12.The number of parallel paths.Provided that symmetry is observed, the maximum number of parallel paths (in each phase) is generally equal to the number of pole-groups per phase, in this case 8.However we could also use 2 or 4, by interconnecting pole-groups in series/parallel combinations.If all the coils of one phase are in series, the number of parallel paths is just 1.The diagram does not specify the number of parallel paths — it doesn’t even show the interconnectors!Note that we must be careful not to confuse the number of parallel paths with the number of parallel wire strands in each conductor; the two are entirely separate properties.Changing the number of parallel paths is a common way to adapt the machine for different voltage levels with minimal changes to the winding.

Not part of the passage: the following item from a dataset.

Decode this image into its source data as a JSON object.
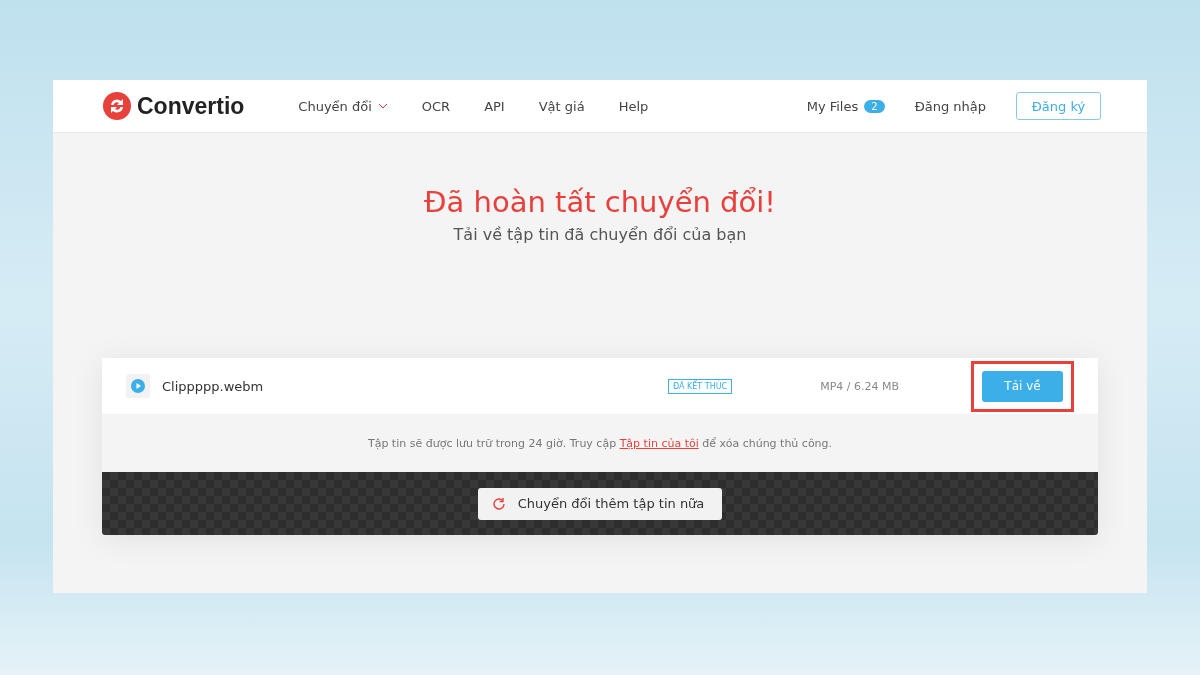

Finally let’s reconsider the number of poles.Can we infer it from the coil span, or the number of pole-groups?It’s a good exercise to see if we can do that.With cage-type induction motors, we won’t get any help from the rotor!

As an extended exercise, the reader may be interested to make a winding diagram for this machine in your own style, perhaps adding interconnectors and even calculating the harmonic winding factors.(The fundamental winding factor is 0·9330).Or you might care to comment on the example diagram, and suggest improvements!

If you have any questions for “An engineer’s diary”,
please

Contact us

PROFILE

Prof. Miller was educated at the universities of Glasgow and Leeds, U.K., and served an industrial apprenticeship with Tube Investments Ltd. He worked for G.E.C. in the U.K. and General Electric in the United States. From 1986-2011 he was professor of electric power engineering at the university of Glasgow, where he founded the Scottish Power Electronics and Electric Drives Consortium. He has published more than 200 papers and 10 books and 10 patents, and he has given many training courses. He has consulted for several industrial companies in Europe, Japan and the United States. He is a Life Fellow of I.E.E.E. and in 2008 he was awarded the Nikola Tesla award.